A major factor in the success of a lottery is the extent to which it is seen as supporting a particular public good. This argument is particularly effective during periods of economic stress when state governments are attempting to reduce taxes or cut spending. However, studies have shown that the popularity of a lottery is not directly related to a state’s actual fiscal condition.
Many state lotteries operate as traditional raffles, with the public purchasing tickets in advance of a drawing at some future date. Other lotteries offer a quicker alternative by selling instant games such as scratch-off tickets. In addition to the speedy nature of these games, the low ticket prices make them attractive to many players.
Some states have begun to experiment with online lotteries, which allow players to place bets without having to visit a physical lottery office. This trend may increase the popularity of online lotteries, although some people are still wary of the potential security risks of online lottery betting.
While making the right choice of numbers can help improve your chances of winning, you should avoid using numbers with sentimental value or numbers that represent special dates in your life, such as birthdays. Similarly, you should also avoid playing numbers that are close together-others will likely choose those as well, which decreases your chance of winning. In addition, the more tickets you buy, the better your odds of winning.
In the 17th century, it was common in the Netherlands to hold lotteries to collect money for poor and other public usages. The lottery was especially popular during times of economic stress, as it was perceived to be a painless form of taxation. Lotteries helped fund a variety of private and public projects, including roads, canals, churches, libraries, and colleges. The American colonies adopted lotteries during the Revolutionary War, with Benjamin Franklin sponsoring a lottery to raise funds for cannons for Philadelphia.

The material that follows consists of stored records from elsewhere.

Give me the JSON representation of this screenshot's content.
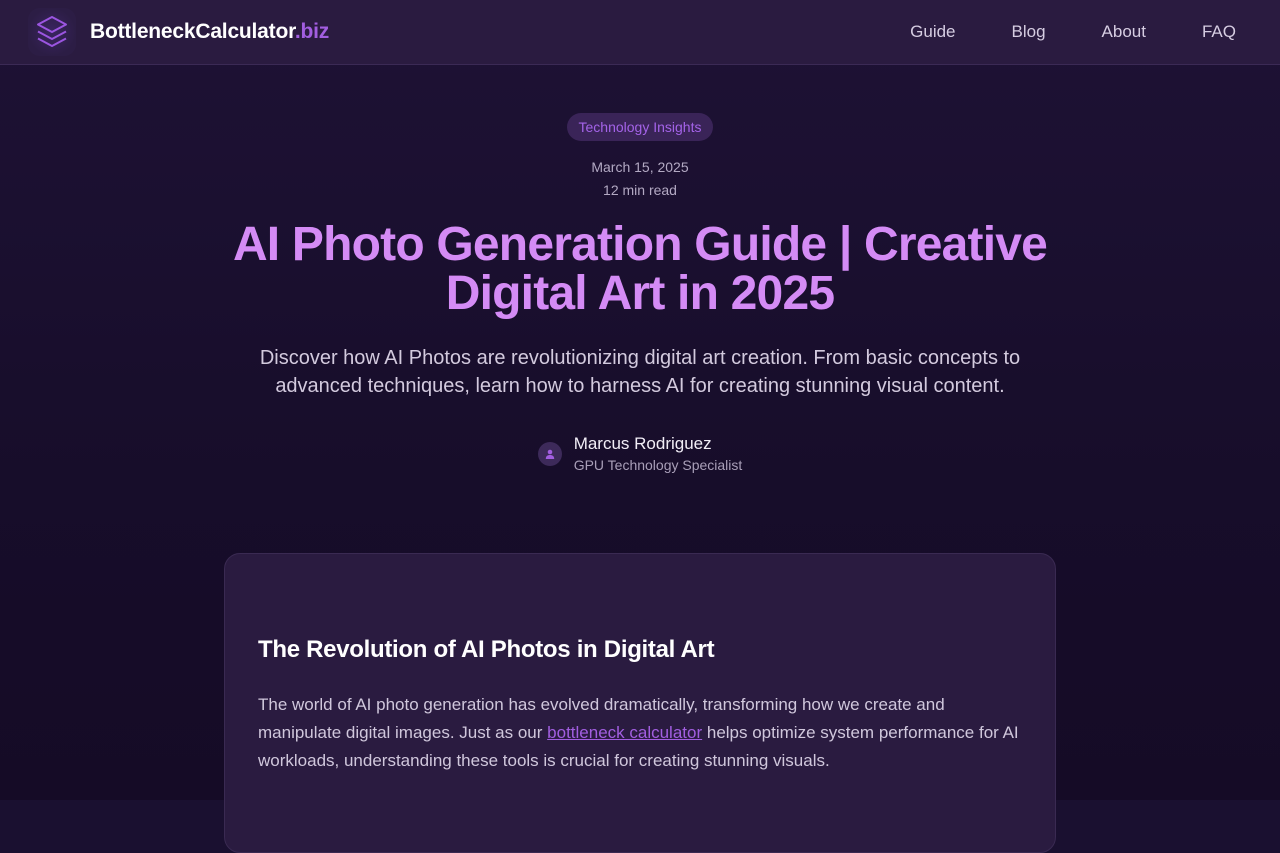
{
  "header": {
    "brand_main": "BottleneckCalculator",
    "brand_tld": ".biz",
    "logo_icon": "layers-icon",
    "nav": [
      {
        "label": "Guide"
      },
      {
        "label": "Blog"
      },
      {
        "label": "About"
      },
      {
        "label": "FAQ"
      }
    ]
  },
  "article": {
    "category": "Technology Insights",
    "date": "March 15, 2025",
    "read_time": "12 min read",
    "title": "AI Photo Generation Guide | Creative Digital Art in 2025",
    "subtitle": "Discover how AI Photos are revolutionizing digital art creation. From basic concepts to advanced techniques, learn how to harness AI for creating stunning visual content.",
    "author": {
      "name": "Marcus Rodriguez",
      "role": "GPU Technology Specialist",
      "avatar_icon": "user-icon"
    }
  },
  "content": {
    "heading": "The Revolution of AI Photos in Digital Art",
    "para_before": "The world of AI photo generation has evolved dramatically, transforming how we create and manipulate digital images. Just as our ",
    "link_text": "bottleneck calculator",
    "para_after": " helps optimize system performance for AI workloads, understanding these tools is crucial for creating stunning visuals."
  },
  "colors": {
    "accent": "#a25ee0",
    "title": "#d48bf5",
    "header_bg": "#2a1b40",
    "page_bg": "#1a1030"
  }
}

Although the earliest lotteries were based on the casting of lots to determine fates or property, modern lotteries use a more scientific process of random selection. In the United States, the federal government regulates the national lottery and state-regulated lotteries. In addition to the prize money, state lotteries also distribute a percentage of their profits to local charities. Although critics of the lottery argue that it is a bad use of public funds, others believe that it provides a vital service by generating revenue for education, health, and other social needs.